Noll noted the opportunity for EPS growth this year is based on declining interest expense as a result of lower debt levels and interest rates, a lower effective tax rate and the prospect of future improvements in operating performance generated by beefing up brands and cost-reduction incentives. However, the sour economy could impact some potential for improved operating performance, he said.
Since its spin-off, the company has repaid $285 million in debt, contributed $96 million to its pension plans, which are now 97 percent funded, and repurchased $44 million in company stock. Hanesbrands has $2.3 billion of long-term debt and its debt leverage as measured by adjusted debt to earnings before interest, taxes, depreciation, amortization and rent ratio, decreased from 5.2 in September 2007 to a current 4.6. Noll said the company’s leverage goal is adjusted debt to EBITDAR of 4 times, with a target range of between 3.5 and less than 5 times. The company’s long-term debt does not begin to mature until 2012. After financial markets stabilize, Hanesbrands plans to refinance its debt.

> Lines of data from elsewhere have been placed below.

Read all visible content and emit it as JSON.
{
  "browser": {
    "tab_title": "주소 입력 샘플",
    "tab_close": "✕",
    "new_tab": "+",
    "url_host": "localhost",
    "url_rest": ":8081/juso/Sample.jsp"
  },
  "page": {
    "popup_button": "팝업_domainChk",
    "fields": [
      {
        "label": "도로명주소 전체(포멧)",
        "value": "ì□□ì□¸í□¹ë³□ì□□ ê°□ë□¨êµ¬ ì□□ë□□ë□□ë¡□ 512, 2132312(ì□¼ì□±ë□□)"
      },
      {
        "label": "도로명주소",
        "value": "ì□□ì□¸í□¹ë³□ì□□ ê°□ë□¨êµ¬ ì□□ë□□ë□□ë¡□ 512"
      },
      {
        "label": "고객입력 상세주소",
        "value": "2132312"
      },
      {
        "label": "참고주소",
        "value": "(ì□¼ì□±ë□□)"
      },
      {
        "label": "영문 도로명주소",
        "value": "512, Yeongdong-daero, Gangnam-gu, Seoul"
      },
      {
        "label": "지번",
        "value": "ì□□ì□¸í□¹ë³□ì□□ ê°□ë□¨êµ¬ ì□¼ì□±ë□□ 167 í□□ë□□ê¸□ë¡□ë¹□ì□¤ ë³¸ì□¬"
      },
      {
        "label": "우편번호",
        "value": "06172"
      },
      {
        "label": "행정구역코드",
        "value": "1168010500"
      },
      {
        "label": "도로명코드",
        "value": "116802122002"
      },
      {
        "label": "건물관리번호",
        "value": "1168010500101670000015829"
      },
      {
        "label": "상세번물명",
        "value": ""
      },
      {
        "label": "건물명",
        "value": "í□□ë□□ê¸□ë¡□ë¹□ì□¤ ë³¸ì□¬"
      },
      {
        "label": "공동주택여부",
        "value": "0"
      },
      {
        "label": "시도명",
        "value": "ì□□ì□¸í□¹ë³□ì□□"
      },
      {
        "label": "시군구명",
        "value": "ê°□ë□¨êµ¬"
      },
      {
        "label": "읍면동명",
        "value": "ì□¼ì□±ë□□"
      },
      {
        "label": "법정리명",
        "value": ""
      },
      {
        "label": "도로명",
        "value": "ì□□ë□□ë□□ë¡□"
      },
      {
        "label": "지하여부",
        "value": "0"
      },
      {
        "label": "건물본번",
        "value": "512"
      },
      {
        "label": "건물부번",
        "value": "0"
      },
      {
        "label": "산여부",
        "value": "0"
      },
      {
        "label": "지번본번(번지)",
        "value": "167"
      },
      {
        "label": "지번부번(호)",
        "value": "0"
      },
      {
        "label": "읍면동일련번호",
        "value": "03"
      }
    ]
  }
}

Wyatt said because of “strong cash flow due to the replenishment nature of our core categories [bras, underwear, T-shirts], a leveraged profile of Hanesbrands is desirable.
“Our first priority is always to use cash to invest in our business and meet our obligations,” he continued. “With excess cash, we believe we have greater potential for value creation by repurchasing shares or making acquisitions than continuing to reduce our debt leverage below the 3.5 ratio.”